Cincinnati Public Schools announced that spring break has been extended one day.
Classes will resume on March 31 instead of March 30 to "allow additional time for teachers to prepare for students' return to in-person instruction five days a week."
The CPS Board of Education voted to return to weeklong in-person instruction in March, including for Walnut Hills High School. Walnut will begin a "phased-in approach" with grades 7-9 returning to the classroom on March 31 and grades 10-12 returning April 6.
In person safety protocols CPS will be enacting include:
- Universal masking
- Hand and bathroom hygiene
- Achieving 4–6 air changes per hour of "clean" air through any combination of ventilation and filtration (or outdoor classrooms)
- Physical distancing, 6-feet where possible
- Isolation, quarantine, and contact tracing practices
- Cleaning and maintaining healthy facilities
Those uncomfortable with returning to the classroom have the option of enrolling their kids in the Cincinnati Digital Academy or doing distance learning "through their current school using the Schoology platform," says CPS.

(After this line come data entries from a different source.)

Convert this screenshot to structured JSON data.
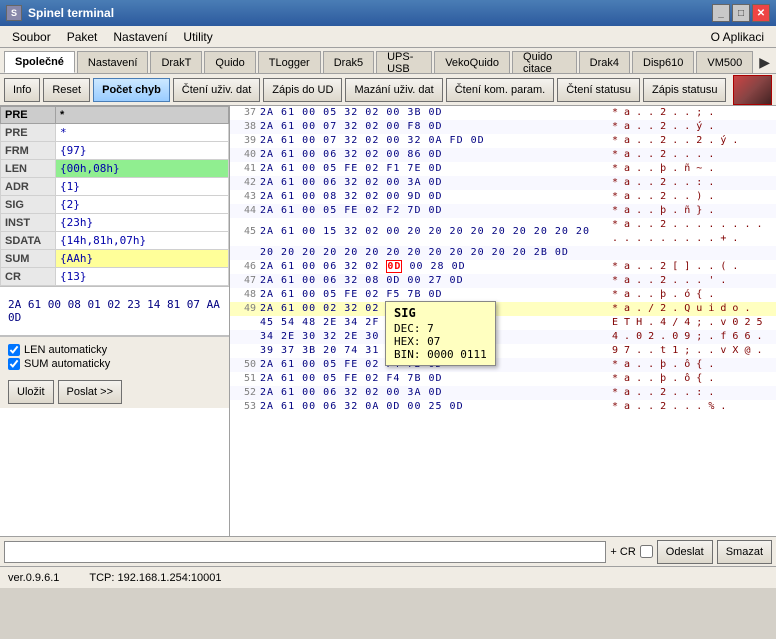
{
  "window": {
    "title": "Spinel terminal",
    "controls": [
      "_",
      "□",
      "✕"
    ]
  },
  "menu": {
    "items": [
      "Soubor",
      "Paket",
      "Nastavení",
      "Utility"
    ],
    "right": "O Aplikaci"
  },
  "tabs_top": {
    "items": [
      "Společné",
      "Nastavení",
      "DrakT",
      "Quido",
      "TLogger",
      "Drak5",
      "UPS-USB",
      "VekoQuido",
      "Quido citace",
      "Drak4",
      "Disp610",
      "VM500"
    ],
    "active": 0,
    "nav": "▶"
  },
  "buttons": {
    "items": [
      "Info",
      "Reset",
      "Počet chyb",
      "Čtení uživ. dat",
      "Zápis do UD",
      "Mazání uživ. dat",
      "Čtení kom. param.",
      "Čtení statusu",
      "Zápis statusu"
    ],
    "active": 2
  },
  "fields": [
    {
      "label": "PRE",
      "value": "*",
      "style": ""
    },
    {
      "label": "FRM",
      "value": "{97}",
      "style": ""
    },
    {
      "label": "LEN",
      "value": "{00h,08h}",
      "style": "green"
    },
    {
      "label": "ADR",
      "value": "{1}",
      "style": ""
    },
    {
      "label": "SIG",
      "value": "{2}",
      "style": ""
    },
    {
      "label": "INST",
      "value": "{23h}",
      "style": ""
    },
    {
      "label": "SDATA",
      "value": "{14h,81h,07h}",
      "style": ""
    },
    {
      "label": "SUM",
      "value": "{AAh}",
      "style": "yellow"
    },
    {
      "label": "CR",
      "value": "{13}",
      "style": ""
    }
  ],
  "hex_rows": [
    {
      "num": "37",
      "bytes": "2A 61 00 05 32 02 00 3B 0D",
      "ascii": "* a . . 2 . . ; ."
    },
    {
      "num": "38",
      "bytes": "2A 61 00 07 32 02 00 F8 0D",
      "ascii": "* a . . 2 . . ý ."
    },
    {
      "num": "39",
      "bytes": "2A 61 00 07 32 02 00 32 0A FD 0D",
      "ascii": "* a . . 2 . . 2 . ý ."
    },
    {
      "num": "40",
      "bytes": "2A 61 00 06 32 02 00 86 0D",
      "ascii": "* a . . 2 . . . ."
    },
    {
      "num": "41",
      "bytes": "2A 61 00 05 FE 02 F1 7E 0D",
      "ascii": "* a . . þ . ñ ~ ."
    },
    {
      "num": "42",
      "bytes": "2A 61 00 06 32 02 00 3A 0D",
      "ascii": "* a . . 2 . . : ."
    },
    {
      "num": "43",
      "bytes": "2A 61 00 08 32 02 00 9D 0D",
      "ascii": "* a . . 2 . . ) ."
    },
    {
      "num": "44",
      "bytes": "2A 61 00 05 FE 02 F2 7D 0D",
      "ascii": "* a . . þ . ñ } ."
    },
    {
      "num": "45",
      "bytes": "2A 61 00 15 32 02 00 20 20 20 20 20 20 20 20 20 20 20 20 20 20 20 2B 0D",
      "ascii": "* a . . 2 . . . . . . . . . . . . . . . . . + ."
    },
    {
      "num": "46",
      "bytes": "2A 61 00 06 32 02 00 0D 00 28 0D",
      "ascii": "* a . . 2 [ ] . . ( ."
    },
    {
      "num": "47",
      "bytes": "2A 61 00 06 32 08 0D 00 27 0D",
      "ascii": "* a . . 2 . . . ' ."
    },
    {
      "num": "48",
      "bytes": "2A 61 00 05 FE 02 F5 7B 0D",
      "ascii": "* a . . þ . ó { ."
    },
    {
      "num": "49",
      "bytes": "2A 61 00 02 32 02 00 20 ... 20 45 54 48 2E 34 2F 34 3B 76 30 32 35 34 2E 30 32 2E 30 39 3B 20 66 36 36 2E",
      "ascii": "* a . / 2 . Q u i d o . E T H . 4 / 4 ; . v 0 2 5 4 . 0 2 . 0 9 ; . f 6 6 ."
    },
    {
      "num": "50",
      "bytes": "2A 61 00 05 FE 02 F4 7B 0D",
      "ascii": "* a . . þ . ô { ."
    },
    {
      "num": "51",
      "bytes": "2A 61 00 06 32 02 00 3A 0D",
      "ascii": "* a . . 2 . . : ."
    },
    {
      "num": "52",
      "bytes": "2A 61 00 06 32 02 00 3A 0D",
      "ascii": "* a . . 2 . . : ."
    },
    {
      "num": "53",
      "bytes": "2A 61 00 06 32 0A 0D 00 25 0D",
      "ascii": "* a . . 2 . . . % ."
    }
  ],
  "tooltip": {
    "title": "SIG",
    "dec_label": "DEC:",
    "dec_value": "7",
    "hex_label": "HEX:",
    "hex_value": "07",
    "bin_label": "BIN:",
    "bin_value": "0000 0111"
  },
  "bottom_hex": "2A 61 00 08 01 02 23 14   81 07 AA 0D",
  "checkboxes": [
    {
      "label": "LEN automaticky",
      "checked": true
    },
    {
      "label": "SUM automaticky",
      "checked": true
    }
  ],
  "action_buttons": [
    "Uložit",
    "Poslat >>"
  ],
  "input_bar": {
    "placeholder": "",
    "plus_cr": "+ CR",
    "send_btn": "Odeslat",
    "clear_btn": "Smazat"
  },
  "status_bar": {
    "version": "ver.0.9.6.1",
    "connection": "TCP: 192.168.1.254:10001"
  }
}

And, CPS says, "Since Walnut Hills High School has been in distance learning the entire year, they will be part of a concurrent learning pilot program, which provides an option for five-day per week distance learning following a student's current schedule."
There has been controversy from some Walnut Hills High School parents surrounding the return to the classroom, as well as the new pilot program.

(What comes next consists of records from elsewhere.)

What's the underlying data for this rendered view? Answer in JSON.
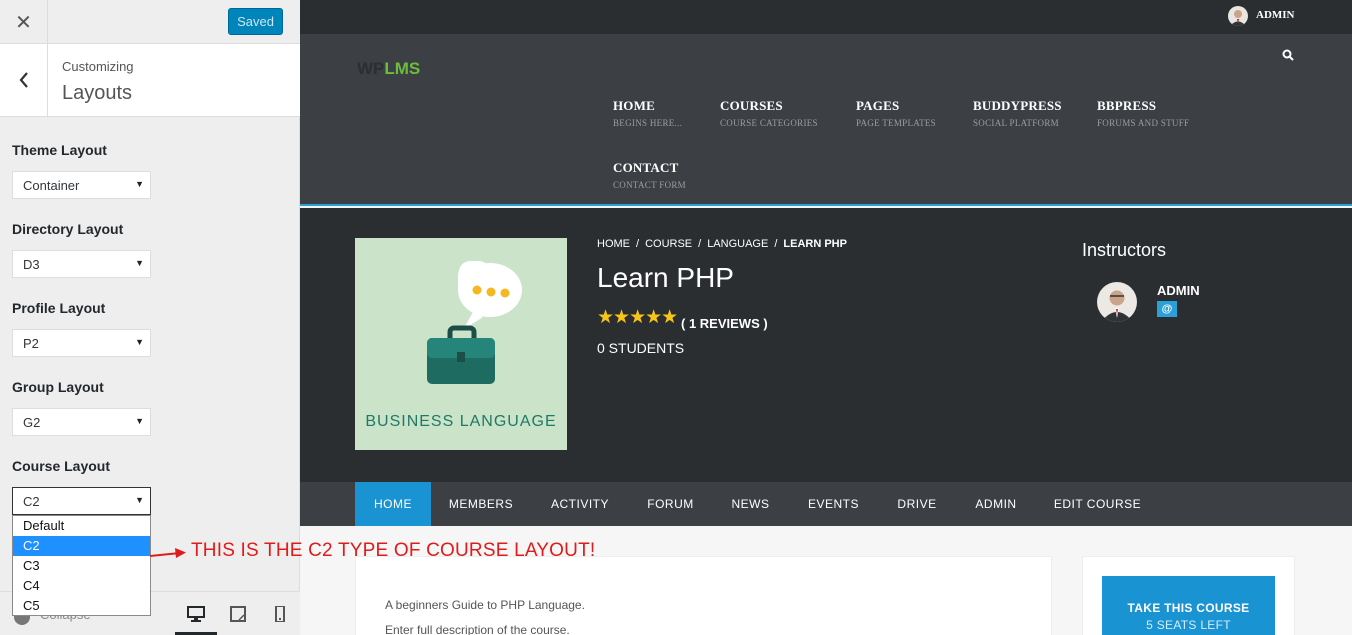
{
  "customizer": {
    "close_glyph": "✕",
    "saved_label": "Saved",
    "back_glyph": "‹",
    "section_sub": "Customizing",
    "section_title": "Layouts",
    "controls": [
      {
        "label": "Theme Layout",
        "value": "Container"
      },
      {
        "label": "Directory Layout",
        "value": "D3"
      },
      {
        "label": "Profile Layout",
        "value": "P2"
      },
      {
        "label": "Group Layout",
        "value": "G2"
      },
      {
        "label": "Course Layout",
        "value": "C2"
      }
    ],
    "course_options": [
      "Default",
      "C2",
      "C3",
      "C4",
      "C5"
    ],
    "collapse_label": "Collapse",
    "caret": "▼"
  },
  "annotation": {
    "text": "THIS IS THE C2 TYPE OF COURSE LAYOUT!",
    "color": "#e01b1b"
  },
  "preview": {
    "admin_bar_name": "ADMIN",
    "logo": {
      "wp": "WP",
      "lms": "LMS"
    },
    "nav": [
      {
        "label": "HOME",
        "sub": "BEGINS HERE..."
      },
      {
        "label": "COURSES",
        "sub": "COURSE CATEGORIES"
      },
      {
        "label": "PAGES",
        "sub": "PAGE TEMPLATES"
      },
      {
        "label": "BUDDYPRESS",
        "sub": "SOCIAL PLATFORM"
      },
      {
        "label": "BBPRESS",
        "sub": "FORUMS AND STUFF"
      },
      {
        "label": "CONTACT",
        "sub": "CONTACT FORM"
      }
    ],
    "breadcrumb": [
      "HOME",
      "COURSE",
      "LANGUAGE",
      "LEARN PHP"
    ],
    "breadcrumb_sep": "/",
    "course_title": "Learn PHP",
    "rating_stars": "★★★★★",
    "reviews": "( 1 REVIEWS )",
    "students": "0 STUDENTS",
    "thumb_caption": "BUSINESS LANGUAGE",
    "instructors_title": "Instructors",
    "instructor_name": "ADMIN",
    "instructor_badge": "@",
    "course_nav": [
      "HOME",
      "MEMBERS",
      "ACTIVITY",
      "FORUM",
      "NEWS",
      "EVENTS",
      "DRIVE",
      "ADMIN",
      "EDIT COURSE"
    ],
    "description_1": "A beginners Guide to PHP Language.",
    "description_2": "Enter full description of the course.",
    "take_course": "TAKE THIS COURSE",
    "seats_left": "5 SEATS LEFT",
    "accent": "#1a93d3"
  }
}
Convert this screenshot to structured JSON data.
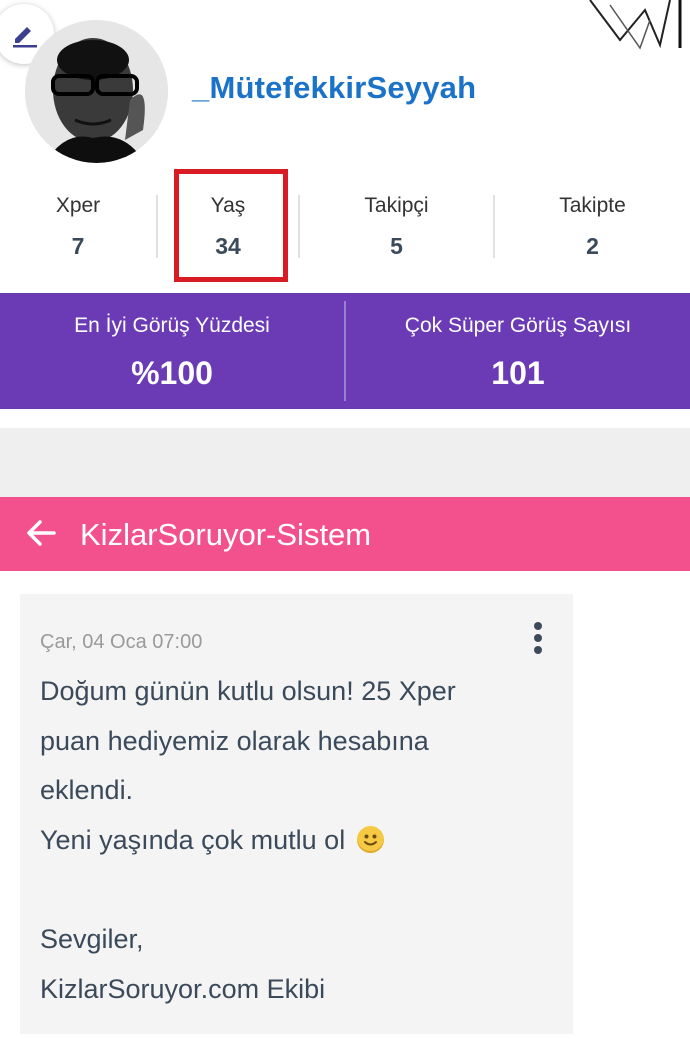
{
  "profile": {
    "username": "_MütefekkirSeyyah"
  },
  "stats": [
    {
      "label": "Xper",
      "value": "7"
    },
    {
      "label": "Yaş",
      "value": "34"
    },
    {
      "label": "Takipçi",
      "value": "5"
    },
    {
      "label": "Takipte",
      "value": "2"
    }
  ],
  "highlight": {
    "target": "Yaş",
    "color": "#d91c24"
  },
  "purple_stats": [
    {
      "label": "En İyi Görüş Yüzdesi",
      "value": "%100"
    },
    {
      "label": "Çok Süper Görüş Sayısı",
      "value": "101"
    }
  ],
  "notification_header": {
    "title": "KizlarSoruyor-Sistem"
  },
  "message": {
    "date": "Çar, 04 Oca 07:00",
    "lines": [
      "Doğum günün kutlu olsun! 25 Xper",
      "puan hediyemiz olarak hesabına",
      "eklendi.",
      "Yeni yaşında çok mutlu ol",
      "",
      "Sevgiler,",
      "KizlarSoruyor.com Ekibi"
    ]
  },
  "icons": {
    "edit": "pencil-icon",
    "back": "arrow-left-icon",
    "menu": "kebab-menu-icon",
    "emoji": "smiley-emoji"
  },
  "colors": {
    "username": "#1a73c8",
    "purple_band": "#6b3bb6",
    "pink_bar": "#f3508e",
    "highlight_box": "#d91c24"
  }
}
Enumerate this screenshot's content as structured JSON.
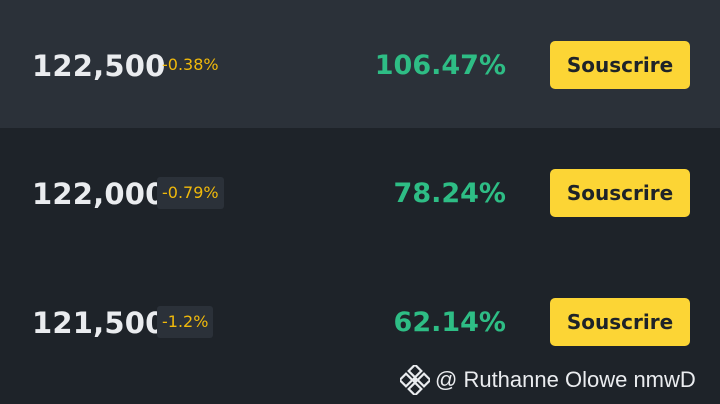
{
  "rows": [
    {
      "strike": "122,500",
      "change": "-0.38%",
      "rate": "106.47%",
      "action_label": "Souscrire"
    },
    {
      "strike": "122,000",
      "change": "-0.79%",
      "rate": "78.24%",
      "action_label": "Souscrire"
    },
    {
      "strike": "121,500",
      "change": "-1.2%",
      "rate": "62.14%",
      "action_label": "Souscrire"
    }
  ],
  "watermark": {
    "logo_icon": "binance-logo-icon",
    "handle": "@ Ruthanne Olowe nmwD"
  },
  "colors": {
    "background": "#1e2329",
    "row_highlight": "#2b3139",
    "text_primary": "#eaecef",
    "negative_change": "#f0b90b",
    "rate_green": "#2ebd85",
    "button_yellow": "#fcd535"
  }
}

An open letter from 130 of them in the group WHHS Parents for Remote Learning 2020–21 cited concerns about the school's ability to host live-streaming, the loud ventilation system and the inability to maintain proper social distancing, with attorney Richard Ganulin writing in an email on behalf of the group: "WHHS Parents for Remote Learning 2020-21 remains very concerned that Cincinnati Public Schools remains on a path to both impose increased health risk on WHHS students while simultaneously diminishing the quality of their education. The worst of both worlds. After all this time, CPS remains unable to provide a viable live-streaming option for WHHS students and safe physical distancing."
You can read the full letter below.
New guidance from the CDC says that despite previous social distancing regulations, 3 feet of distance is now acceptable in schools. If there is a high incidence of COVID in an area, those in middle and high school should revert to a 6-foot distance, "if cohorting is not possible." The CDC defines "cohorting" as grouping the same students and staff together throughout the day to reduce viral transmission.
The decrease in social distance regulations comes as educators face pressure to return to fully in-person learning.
President Biden said it is his goal to reopen all K-8 schools in the country and get kids back in the classroom before the end of his first 100 days, and issued a "five-step" roadmap for doing so.